Hair loss, or alopecia, is a concern for more than just middle-aged men. But scientists are no longer scratching their heads, wondering why people with a rare balding condition lose their hair follicles. In fact, they’ve come up with a way of reversing this form of hair loss altogether.
A new study, from Columbia University College of Physicians and Surgeons and published by the Federation of American Societies for Experimental Biology (FASEB) Journal in April, reveals why people with the rare balding condition, “atrichia with papular lesions,” lose their hair.
For the first time ever, researchers have concluded that a so-called “human hairless gene” plays a crucial role. What’s more, this newly discovered molecule has been shown to work as a tumor suppressor in the skin, which could eventually help in the treatment of skin disorders and even some cancers. Rare forms of hair loss, too.
On average, the human scalp has roughly 100,000 to 150,000 hair follicles. The normal hair lifecycle lasts for two to three years. At any time, about 90 percent of the hair on your scalp grows while about 10 percent of your hair rests. After two to three months, the resting hair is lost and new hair starts to grow in its place. But there are different kinds of hair loss. They include natural hair loss or involuntary alopecia; temporary hair loss, often referred to as telogen effluvium; male or female pattern baldness, also known as androgenic alopecia; and patchy hair loss – what’s known as alopecia areata.
Even if your genes largely determine whether or not you’ll go bald, your genes don’t get the last word exactly.
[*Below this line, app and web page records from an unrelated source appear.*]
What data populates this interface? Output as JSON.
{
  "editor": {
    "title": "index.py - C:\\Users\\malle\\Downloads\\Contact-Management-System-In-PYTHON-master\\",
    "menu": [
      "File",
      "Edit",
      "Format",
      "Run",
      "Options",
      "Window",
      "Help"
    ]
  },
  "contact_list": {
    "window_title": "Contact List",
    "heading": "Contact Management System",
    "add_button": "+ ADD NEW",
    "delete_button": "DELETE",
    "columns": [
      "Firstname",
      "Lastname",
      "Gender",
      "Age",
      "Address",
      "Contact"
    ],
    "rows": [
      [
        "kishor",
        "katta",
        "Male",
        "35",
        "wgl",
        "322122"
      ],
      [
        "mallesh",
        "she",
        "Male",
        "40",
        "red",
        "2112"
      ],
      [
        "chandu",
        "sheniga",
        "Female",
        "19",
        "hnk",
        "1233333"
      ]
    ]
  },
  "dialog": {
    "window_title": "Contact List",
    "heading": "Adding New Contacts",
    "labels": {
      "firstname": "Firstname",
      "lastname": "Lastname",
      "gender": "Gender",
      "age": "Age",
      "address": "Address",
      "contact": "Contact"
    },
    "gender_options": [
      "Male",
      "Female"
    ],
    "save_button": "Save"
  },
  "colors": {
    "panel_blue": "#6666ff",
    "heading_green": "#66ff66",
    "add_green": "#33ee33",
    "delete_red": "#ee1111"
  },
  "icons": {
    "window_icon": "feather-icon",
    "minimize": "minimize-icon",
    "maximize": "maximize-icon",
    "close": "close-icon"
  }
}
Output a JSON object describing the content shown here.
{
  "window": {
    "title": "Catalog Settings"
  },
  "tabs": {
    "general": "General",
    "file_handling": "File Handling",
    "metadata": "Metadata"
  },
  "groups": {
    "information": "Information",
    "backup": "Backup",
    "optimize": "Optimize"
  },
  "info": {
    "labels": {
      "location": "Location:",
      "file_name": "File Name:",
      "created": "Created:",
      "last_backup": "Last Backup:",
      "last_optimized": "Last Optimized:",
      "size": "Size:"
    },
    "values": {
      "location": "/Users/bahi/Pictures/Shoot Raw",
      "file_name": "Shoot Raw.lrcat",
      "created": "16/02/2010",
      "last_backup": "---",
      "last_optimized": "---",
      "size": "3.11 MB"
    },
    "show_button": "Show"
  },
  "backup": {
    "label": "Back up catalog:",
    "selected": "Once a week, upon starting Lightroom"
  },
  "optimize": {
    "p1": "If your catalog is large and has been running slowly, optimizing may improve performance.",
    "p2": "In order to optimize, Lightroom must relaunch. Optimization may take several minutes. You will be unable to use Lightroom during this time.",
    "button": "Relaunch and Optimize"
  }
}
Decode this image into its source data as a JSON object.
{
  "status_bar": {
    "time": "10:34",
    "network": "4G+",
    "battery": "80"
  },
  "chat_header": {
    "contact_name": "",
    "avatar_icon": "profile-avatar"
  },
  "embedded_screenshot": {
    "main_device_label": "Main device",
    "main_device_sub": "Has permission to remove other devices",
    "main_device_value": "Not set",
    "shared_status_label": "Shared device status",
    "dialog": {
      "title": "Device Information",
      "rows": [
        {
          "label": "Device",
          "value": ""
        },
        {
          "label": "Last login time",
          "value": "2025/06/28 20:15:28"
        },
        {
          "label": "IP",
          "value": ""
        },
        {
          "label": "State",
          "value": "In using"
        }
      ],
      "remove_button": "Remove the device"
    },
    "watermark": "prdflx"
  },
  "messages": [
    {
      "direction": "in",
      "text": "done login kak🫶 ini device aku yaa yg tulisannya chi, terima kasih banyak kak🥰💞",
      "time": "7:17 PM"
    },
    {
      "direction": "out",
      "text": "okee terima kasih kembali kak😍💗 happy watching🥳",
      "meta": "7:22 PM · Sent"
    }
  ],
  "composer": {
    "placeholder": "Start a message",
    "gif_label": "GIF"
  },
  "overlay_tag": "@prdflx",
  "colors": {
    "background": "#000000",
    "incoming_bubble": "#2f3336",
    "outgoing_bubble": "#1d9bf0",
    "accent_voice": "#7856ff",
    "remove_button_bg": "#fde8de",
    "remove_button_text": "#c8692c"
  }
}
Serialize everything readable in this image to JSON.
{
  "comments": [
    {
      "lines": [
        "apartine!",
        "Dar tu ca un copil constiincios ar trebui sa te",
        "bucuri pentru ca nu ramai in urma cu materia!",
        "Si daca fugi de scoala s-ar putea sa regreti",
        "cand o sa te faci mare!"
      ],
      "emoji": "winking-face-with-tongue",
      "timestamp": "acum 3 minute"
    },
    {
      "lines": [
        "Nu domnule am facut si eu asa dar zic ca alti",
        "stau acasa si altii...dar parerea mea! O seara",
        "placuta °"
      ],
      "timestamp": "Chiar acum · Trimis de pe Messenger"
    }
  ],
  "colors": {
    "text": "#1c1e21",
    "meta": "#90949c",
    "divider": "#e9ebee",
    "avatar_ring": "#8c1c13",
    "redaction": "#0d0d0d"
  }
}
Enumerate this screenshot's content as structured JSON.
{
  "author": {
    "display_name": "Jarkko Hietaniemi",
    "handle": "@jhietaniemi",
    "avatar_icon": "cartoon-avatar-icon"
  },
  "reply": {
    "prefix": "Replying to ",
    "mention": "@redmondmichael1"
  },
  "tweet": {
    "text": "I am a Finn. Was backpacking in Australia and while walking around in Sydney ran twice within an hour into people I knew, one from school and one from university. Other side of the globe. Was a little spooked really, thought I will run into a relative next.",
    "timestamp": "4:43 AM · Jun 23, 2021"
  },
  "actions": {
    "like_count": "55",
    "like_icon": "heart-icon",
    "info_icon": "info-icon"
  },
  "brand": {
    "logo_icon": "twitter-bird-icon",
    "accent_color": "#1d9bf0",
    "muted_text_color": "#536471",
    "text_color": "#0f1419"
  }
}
Although you may want to stay away from snake oils and spray-on bald spot solutions, you should consider proven treatments for hair loss, which include medications and lotions – not to mention hair replacements and restoration. Improving your diet and using natural supplements can also go a long way.
In the meantime, take comfort in the fact that scientists are busy getting to the root of hair loss, controlling one of the switches responsible of hair growth overall.